INSTRUCTIONS FOR THE TASK -
In the answer, each entry below appears exactly as given, and no picture appears at all.
START INFORMATION
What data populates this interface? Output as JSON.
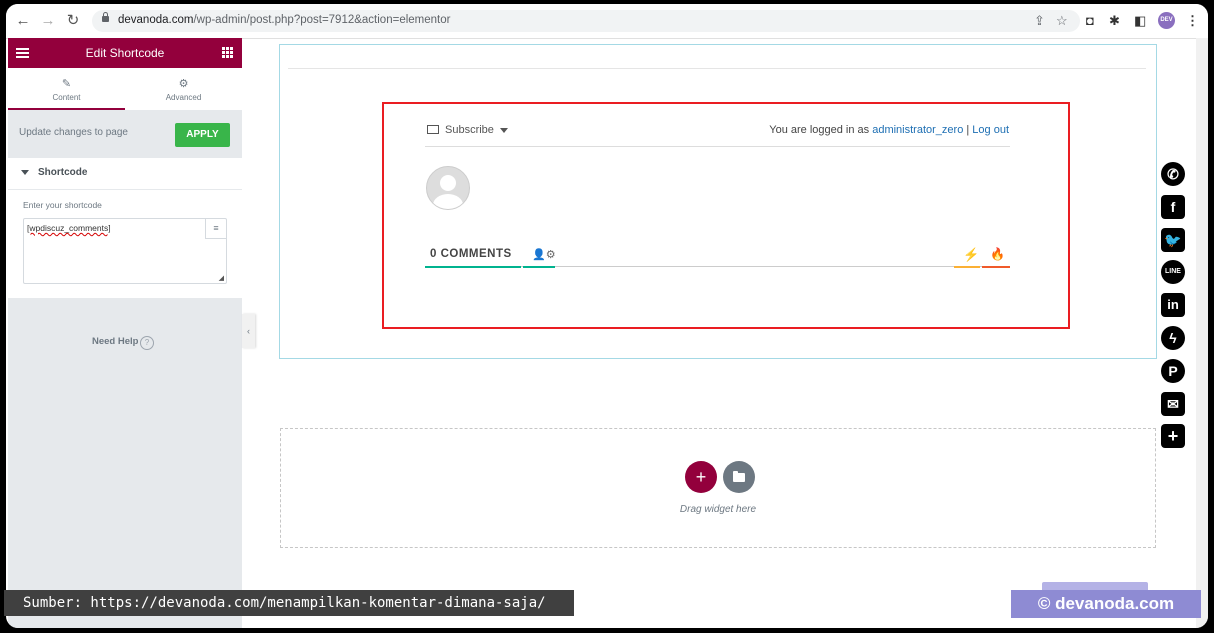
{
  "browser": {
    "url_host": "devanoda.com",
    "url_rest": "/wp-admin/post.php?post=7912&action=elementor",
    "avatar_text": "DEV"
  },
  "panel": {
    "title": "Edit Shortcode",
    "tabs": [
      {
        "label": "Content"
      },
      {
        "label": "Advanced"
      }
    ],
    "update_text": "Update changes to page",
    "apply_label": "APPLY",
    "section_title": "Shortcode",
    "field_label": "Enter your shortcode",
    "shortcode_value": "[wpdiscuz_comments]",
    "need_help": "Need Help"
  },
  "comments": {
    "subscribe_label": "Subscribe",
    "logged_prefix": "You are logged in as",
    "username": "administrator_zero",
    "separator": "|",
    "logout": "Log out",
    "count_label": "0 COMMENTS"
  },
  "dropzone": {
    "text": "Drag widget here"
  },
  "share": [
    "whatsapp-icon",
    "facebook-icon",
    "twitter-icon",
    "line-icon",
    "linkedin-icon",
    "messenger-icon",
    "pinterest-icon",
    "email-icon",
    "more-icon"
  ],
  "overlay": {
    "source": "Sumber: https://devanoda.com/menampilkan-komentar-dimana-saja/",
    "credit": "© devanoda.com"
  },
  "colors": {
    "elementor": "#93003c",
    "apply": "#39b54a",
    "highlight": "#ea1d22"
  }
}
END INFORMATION
THE ANSWER -
What data populates this interface? Output as JSON.
{
  "browser": {
    "url_host": "devanoda.com",
    "url_rest": "/wp-admin/post.php?post=7912&action=elementor",
    "avatar_text": "DEV"
  },
  "panel": {
    "title": "Edit Shortcode",
    "tabs": [
      {
        "label": "Content"
      },
      {
        "label": "Advanced"
      }
    ],
    "update_text": "Update changes to page",
    "apply_label": "APPLY",
    "section_title": "Shortcode",
    "field_label": "Enter your shortcode",
    "shortcode_value": "[wpdiscuz_comments]",
    "need_help": "Need Help"
  },
  "comments": {
    "subscribe_label": "Subscribe",
    "logged_prefix": "You are logged in as",
    "username": "administrator_zero",
    "separator": "|",
    "logout": "Log out",
    "count_label": "0 COMMENTS"
  },
  "dropzone": {
    "text": "Drag widget here"
  },
  "share": [
    "whatsapp-icon",
    "facebook-icon",
    "twitter-icon",
    "line-icon",
    "linkedin-icon",
    "messenger-icon",
    "pinterest-icon",
    "email-icon",
    "more-icon"
  ],
  "overlay": {
    "source": "Sumber: https://devanoda.com/menampilkan-komentar-dimana-saja/",
    "credit": "© devanoda.com"
  },
  "colors": {
    "elementor": "#93003c",
    "apply": "#39b54a",
    "highlight": "#ea1d22"
  }
}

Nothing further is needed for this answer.